==== Data for analysis ====

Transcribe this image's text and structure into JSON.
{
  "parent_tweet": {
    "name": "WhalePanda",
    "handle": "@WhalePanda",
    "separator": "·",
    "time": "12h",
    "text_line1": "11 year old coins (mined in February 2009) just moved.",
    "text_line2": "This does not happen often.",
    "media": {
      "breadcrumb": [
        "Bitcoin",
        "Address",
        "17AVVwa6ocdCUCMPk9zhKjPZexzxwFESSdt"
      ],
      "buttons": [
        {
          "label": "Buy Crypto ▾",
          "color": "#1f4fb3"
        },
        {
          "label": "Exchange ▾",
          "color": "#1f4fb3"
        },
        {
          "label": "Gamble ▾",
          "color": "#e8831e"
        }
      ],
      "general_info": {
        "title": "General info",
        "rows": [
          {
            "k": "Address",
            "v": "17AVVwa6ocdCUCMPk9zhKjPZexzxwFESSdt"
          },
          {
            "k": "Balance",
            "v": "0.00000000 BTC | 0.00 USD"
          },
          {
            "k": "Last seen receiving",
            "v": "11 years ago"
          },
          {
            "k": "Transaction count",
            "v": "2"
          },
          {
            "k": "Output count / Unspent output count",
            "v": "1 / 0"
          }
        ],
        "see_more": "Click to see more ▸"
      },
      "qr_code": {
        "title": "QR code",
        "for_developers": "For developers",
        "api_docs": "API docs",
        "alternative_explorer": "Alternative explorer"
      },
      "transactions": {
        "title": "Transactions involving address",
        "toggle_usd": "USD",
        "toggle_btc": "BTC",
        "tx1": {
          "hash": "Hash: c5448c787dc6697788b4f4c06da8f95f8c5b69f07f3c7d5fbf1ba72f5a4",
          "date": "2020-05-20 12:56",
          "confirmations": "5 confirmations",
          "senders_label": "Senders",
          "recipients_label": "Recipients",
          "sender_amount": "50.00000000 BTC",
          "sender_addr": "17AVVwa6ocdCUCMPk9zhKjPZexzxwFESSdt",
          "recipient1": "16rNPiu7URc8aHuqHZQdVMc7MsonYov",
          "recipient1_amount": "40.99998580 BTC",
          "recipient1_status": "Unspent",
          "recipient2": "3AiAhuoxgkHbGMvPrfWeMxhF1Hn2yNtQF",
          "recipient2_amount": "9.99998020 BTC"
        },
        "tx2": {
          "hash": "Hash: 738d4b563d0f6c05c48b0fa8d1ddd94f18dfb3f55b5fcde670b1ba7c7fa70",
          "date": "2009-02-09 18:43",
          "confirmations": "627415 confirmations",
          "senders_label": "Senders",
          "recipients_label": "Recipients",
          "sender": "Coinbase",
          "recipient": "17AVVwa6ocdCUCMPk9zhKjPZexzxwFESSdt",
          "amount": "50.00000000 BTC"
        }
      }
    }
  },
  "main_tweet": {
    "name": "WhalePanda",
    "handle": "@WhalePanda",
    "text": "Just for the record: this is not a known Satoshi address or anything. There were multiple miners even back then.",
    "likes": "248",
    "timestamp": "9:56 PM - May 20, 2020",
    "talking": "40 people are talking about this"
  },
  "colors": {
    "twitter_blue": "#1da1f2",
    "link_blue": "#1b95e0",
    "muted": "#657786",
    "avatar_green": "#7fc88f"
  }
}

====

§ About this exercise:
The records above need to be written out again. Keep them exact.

§ Completed exercise:
Transcribe this image's text and structure into JSON.
{
  "parent_tweet": {
    "name": "WhalePanda",
    "handle": "@WhalePanda",
    "separator": "·",
    "time": "12h",
    "text_line1": "11 year old coins (mined in February 2009) just moved.",
    "text_line2": "This does not happen often.",
    "media": {
      "breadcrumb": [
        "Bitcoin",
        "Address",
        "17AVVwa6ocdCUCMPk9zhKjPZexzxwFESSdt"
      ],
      "buttons": [
        {
          "label": "Buy Crypto ▾",
          "color": "#1f4fb3"
        },
        {
          "label": "Exchange ▾",
          "color": "#1f4fb3"
        },
        {
          "label": "Gamble ▾",
          "color": "#e8831e"
        }
      ],
      "general_info": {
        "title": "General info",
        "rows": [
          {
            "k": "Address",
            "v": "17AVVwa6ocdCUCMPk9zhKjPZexzxwFESSdt"
          },
          {
            "k": "Balance",
            "v": "0.00000000 BTC | 0.00 USD"
          },
          {
            "k": "Last seen receiving",
            "v": "11 years ago"
          },
          {
            "k": "Transaction count",
            "v": "2"
          },
          {
            "k": "Output count / Unspent output count",
            "v": "1 / 0"
          }
        ],
        "see_more": "Click to see more ▸"
      },
      "qr_code": {
        "title": "QR code",
        "for_developers": "For developers",
        "api_docs": "API docs",
        "alternative_explorer": "Alternative explorer"
      },
      "transactions": {
        "title": "Transactions involving address",
        "toggle_usd": "USD",
        "toggle_btc": "BTC",
        "tx1": {
          "hash": "Hash: c5448c787dc6697788b4f4c06da8f95f8c5b69f07f3c7d5fbf1ba72f5a4",
          "date": "2020-05-20 12:56",
          "confirmations": "5 confirmations",
          "senders_label": "Senders",
          "recipients_label": "Recipients",
          "sender_amount": "50.00000000 BTC",
          "sender_addr": "17AVVwa6ocdCUCMPk9zhKjPZexzxwFESSdt",
          "recipient1": "16rNPiu7URc8aHuqHZQdVMc7MsonYov",
          "recipient1_amount": "40.99998580 BTC",
          "recipient1_status": "Unspent",
          "recipient2": "3AiAhuoxgkHbGMvPrfWeMxhF1Hn2yNtQF",
          "recipient2_amount": "9.99998020 BTC"
        },
        "tx2": {
          "hash": "Hash: 738d4b563d0f6c05c48b0fa8d1ddd94f18dfb3f55b5fcde670b1ba7c7fa70",
          "date": "2009-02-09 18:43",
          "confirmations": "627415 confirmations",
          "senders_label": "Senders",
          "recipients_label": "Recipients",
          "sender": "Coinbase",
          "recipient": "17AVVwa6ocdCUCMPk9zhKjPZexzxwFESSdt",
          "amount": "50.00000000 BTC"
        }
      }
    }
  },
  "main_tweet": {
    "name": "WhalePanda",
    "handle": "@WhalePanda",
    "text": "Just for the record: this is not a known Satoshi address or anything. There were multiple miners even back then.",
    "likes": "248",
    "timestamp": "9:56 PM - May 20, 2020",
    "talking": "40 people are talking about this"
  },
  "colors": {
    "twitter_blue": "#1da1f2",
    "link_blue": "#1b95e0",
    "muted": "#657786",
    "avatar_green": "#7fc88f"
  }
}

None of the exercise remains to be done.